Among the different Uber-like startups that sprang up within a few years, cargo delivery applications assume a substantial percentage of the market. The apps work as platforms which connect the clients with service providers.
Even though on-demand delivery applications and Uber-like apps may not appear similar but they have so much in common. The article will focus on what distinguishes these two kinds of apps, as well as the stages app developers, go through in designing the on-demand cargo delivery application.
1. Decide on components and main screens for the delivery app
A lot of cargo delivery apps have some screens as well as screen components that can be found on all apps of this category. It can be tough to decide where to pay attention to. The options have been narrowed down to the 6 most essential components, and they include;
• List of Orders
• Delivery Card
• Delivery Details
• Delivery Dashboard
• Active Deliveries
These 6 components are enough to get it started.
How does the Uber-like design compare to the cargo delivery app design?
It is clear that cargo delivery apps need a higher number of screen components and screens, as well as more intricate interactions among them.
The delivery card is one component that app developers have to pay attention to. Poor delivery card design can seriously damage the app’s overall user experience. Things to remember during delivery card design:
• Users find it quite convenient when their orders can be seen in two ways: in a card form that contains an essential information, as well as on a separate screen with full, detailed information.
• As you design a delivery card you have to consider the following:
- The level of detail.
- The order in which the information is presented.
- How your delivery card interacts with all other app screens.
• Remember that the card content will change to show the particular stage of the order.
2. Design navigation for different user roles
All cargo delivery apps are used in different ways. A driver may use the application on the go, and on a mobile device; the client may place an order using their desktop, and follow its progress with a mobile device.
Android app development companies can cater to these needs by defining their user roles. The 3 most common user roles are:
Transportation Provider – a driver who accepts all orders and delivers it to its destination.
Client – clients may be companies or individuals.
Dispatcher – In some apps, the dispatcher’s role is absent, and drivers can accept orders directly.
The clients and transportation providers will probably use the apps on the move. Therefore, their primary devices will be mobile phones (or tablets). Here are some recommendations for building navigation in cargo delivery applications:
• Make main features of the app easily accessible with a single click.

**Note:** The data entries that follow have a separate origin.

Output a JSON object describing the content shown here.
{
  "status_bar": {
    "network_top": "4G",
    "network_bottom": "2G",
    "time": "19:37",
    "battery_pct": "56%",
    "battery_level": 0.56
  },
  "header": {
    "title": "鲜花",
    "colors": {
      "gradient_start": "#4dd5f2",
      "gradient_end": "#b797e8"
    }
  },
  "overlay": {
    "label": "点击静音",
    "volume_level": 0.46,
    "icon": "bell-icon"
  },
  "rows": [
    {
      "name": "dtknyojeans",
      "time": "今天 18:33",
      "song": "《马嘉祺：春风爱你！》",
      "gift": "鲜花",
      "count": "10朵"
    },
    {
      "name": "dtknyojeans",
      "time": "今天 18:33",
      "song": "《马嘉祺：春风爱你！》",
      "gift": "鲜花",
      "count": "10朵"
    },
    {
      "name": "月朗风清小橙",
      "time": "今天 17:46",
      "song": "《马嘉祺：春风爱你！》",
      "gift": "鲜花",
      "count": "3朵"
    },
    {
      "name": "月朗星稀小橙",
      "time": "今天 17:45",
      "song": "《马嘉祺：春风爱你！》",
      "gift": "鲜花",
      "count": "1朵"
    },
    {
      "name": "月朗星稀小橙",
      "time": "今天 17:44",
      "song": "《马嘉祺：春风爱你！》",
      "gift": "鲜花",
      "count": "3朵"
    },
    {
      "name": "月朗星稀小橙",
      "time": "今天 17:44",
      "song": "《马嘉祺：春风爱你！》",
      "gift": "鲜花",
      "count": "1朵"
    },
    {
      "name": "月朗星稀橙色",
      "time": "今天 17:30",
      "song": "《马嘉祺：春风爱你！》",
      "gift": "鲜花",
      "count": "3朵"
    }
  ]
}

• Use swipe gestures, because it is faster than traditional buttons.
• Ensure that the tab bar does not contain more than 3 or 4 elements.
• Place secondary features under a “More” button.
3. Picking the location and size of screen elements
You can make use of heat maps to select the size as well as the location of design elements. These show areas of the screen that are easily accessible.
4. Design for both daytime and nighttime use
Use alternate color schemes which are activated automatically by the present level of ambient light. Alternate color schemes will make the delivery app good for all eyes.
5. Build order status tracking
A delivery dashboard is recommended to allow clients to track their orders.